[EXERCISE DESCRIPTION]: Below are entries; work out how many of their lines hold "with", giving only that number.

[ENTRIES PROVIDED]:
──────────────────────────────

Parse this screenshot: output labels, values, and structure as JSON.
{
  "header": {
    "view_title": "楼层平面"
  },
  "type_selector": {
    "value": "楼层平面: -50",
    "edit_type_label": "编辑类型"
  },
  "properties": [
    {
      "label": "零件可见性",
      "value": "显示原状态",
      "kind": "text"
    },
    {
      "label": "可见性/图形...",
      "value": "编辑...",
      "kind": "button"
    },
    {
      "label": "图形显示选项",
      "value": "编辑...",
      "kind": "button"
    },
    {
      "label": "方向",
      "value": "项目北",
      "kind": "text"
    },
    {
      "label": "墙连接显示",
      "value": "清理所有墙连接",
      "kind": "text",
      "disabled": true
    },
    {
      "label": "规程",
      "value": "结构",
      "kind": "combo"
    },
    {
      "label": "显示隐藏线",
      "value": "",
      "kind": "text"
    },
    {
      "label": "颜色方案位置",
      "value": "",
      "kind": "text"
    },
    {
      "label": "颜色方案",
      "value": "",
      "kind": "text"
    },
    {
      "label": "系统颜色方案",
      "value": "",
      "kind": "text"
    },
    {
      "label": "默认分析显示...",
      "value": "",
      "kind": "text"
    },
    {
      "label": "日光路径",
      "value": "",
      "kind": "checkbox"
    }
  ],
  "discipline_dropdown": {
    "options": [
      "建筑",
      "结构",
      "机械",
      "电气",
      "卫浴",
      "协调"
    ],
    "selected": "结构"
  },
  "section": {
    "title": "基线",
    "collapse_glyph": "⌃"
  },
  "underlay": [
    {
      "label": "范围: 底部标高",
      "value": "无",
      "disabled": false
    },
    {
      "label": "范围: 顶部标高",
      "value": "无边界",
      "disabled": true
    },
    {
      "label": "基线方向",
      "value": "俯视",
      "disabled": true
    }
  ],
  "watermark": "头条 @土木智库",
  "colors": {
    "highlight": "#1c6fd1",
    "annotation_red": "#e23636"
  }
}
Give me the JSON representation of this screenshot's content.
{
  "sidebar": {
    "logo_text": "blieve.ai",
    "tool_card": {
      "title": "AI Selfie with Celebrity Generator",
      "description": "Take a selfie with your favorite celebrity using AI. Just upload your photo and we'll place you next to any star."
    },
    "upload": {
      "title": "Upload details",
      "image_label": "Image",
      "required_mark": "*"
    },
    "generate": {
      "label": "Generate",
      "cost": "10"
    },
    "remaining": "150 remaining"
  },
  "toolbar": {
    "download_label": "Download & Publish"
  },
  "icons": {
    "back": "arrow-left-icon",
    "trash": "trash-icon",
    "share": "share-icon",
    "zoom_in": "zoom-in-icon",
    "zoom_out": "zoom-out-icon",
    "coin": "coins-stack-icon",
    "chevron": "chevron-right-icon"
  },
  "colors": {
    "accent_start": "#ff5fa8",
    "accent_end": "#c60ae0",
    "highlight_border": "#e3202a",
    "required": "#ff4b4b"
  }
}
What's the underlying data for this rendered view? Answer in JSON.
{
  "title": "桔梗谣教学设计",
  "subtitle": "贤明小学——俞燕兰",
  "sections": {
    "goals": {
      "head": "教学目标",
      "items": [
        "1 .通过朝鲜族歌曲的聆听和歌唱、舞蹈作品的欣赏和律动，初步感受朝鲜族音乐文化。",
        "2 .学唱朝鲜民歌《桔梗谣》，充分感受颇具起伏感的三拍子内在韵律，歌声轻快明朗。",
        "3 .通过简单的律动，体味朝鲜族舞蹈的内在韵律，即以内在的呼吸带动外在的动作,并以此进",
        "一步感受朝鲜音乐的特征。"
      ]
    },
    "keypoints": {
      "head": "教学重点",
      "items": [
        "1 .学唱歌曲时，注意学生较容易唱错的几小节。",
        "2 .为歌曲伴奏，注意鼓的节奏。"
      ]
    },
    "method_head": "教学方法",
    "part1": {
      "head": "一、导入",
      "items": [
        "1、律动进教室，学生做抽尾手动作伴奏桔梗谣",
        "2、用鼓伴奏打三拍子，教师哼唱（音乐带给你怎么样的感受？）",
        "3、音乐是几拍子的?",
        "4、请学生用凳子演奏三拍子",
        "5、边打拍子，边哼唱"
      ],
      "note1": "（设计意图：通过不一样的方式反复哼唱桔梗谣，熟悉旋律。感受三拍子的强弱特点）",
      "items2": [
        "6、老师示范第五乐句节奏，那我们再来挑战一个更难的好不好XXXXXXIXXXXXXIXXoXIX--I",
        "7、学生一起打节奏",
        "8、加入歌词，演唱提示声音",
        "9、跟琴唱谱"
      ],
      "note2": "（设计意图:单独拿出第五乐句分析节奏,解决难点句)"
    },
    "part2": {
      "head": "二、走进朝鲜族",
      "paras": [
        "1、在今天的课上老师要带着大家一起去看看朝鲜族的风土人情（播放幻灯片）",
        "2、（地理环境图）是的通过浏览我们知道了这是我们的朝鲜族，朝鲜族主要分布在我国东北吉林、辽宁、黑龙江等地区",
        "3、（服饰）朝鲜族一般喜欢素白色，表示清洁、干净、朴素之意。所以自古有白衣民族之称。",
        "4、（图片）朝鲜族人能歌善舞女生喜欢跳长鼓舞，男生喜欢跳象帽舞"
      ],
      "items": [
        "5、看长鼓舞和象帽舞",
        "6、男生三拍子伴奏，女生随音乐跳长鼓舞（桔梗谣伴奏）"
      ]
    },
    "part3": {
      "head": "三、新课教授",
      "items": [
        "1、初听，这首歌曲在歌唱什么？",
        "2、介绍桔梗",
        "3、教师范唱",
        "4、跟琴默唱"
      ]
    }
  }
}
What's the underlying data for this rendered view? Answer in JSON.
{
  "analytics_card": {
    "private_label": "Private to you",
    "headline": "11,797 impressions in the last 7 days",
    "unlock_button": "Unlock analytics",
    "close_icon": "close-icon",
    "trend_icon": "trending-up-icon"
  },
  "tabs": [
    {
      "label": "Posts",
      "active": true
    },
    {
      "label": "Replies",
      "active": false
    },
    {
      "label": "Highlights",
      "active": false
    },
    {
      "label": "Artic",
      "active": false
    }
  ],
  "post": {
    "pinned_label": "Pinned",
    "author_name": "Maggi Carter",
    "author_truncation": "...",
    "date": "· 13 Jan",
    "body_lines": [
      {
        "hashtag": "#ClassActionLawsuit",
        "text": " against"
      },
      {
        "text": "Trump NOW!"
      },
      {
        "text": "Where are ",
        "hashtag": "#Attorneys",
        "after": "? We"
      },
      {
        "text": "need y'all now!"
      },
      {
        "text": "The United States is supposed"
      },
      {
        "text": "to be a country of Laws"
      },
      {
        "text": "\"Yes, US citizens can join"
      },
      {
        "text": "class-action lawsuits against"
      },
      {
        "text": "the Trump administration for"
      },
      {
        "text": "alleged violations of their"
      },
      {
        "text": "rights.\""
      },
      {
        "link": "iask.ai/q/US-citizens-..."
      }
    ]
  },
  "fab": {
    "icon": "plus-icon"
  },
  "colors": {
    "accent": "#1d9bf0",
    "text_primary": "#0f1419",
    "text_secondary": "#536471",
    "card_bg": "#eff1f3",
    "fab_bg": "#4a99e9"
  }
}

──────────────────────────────

[RESPONSE AREA]: 2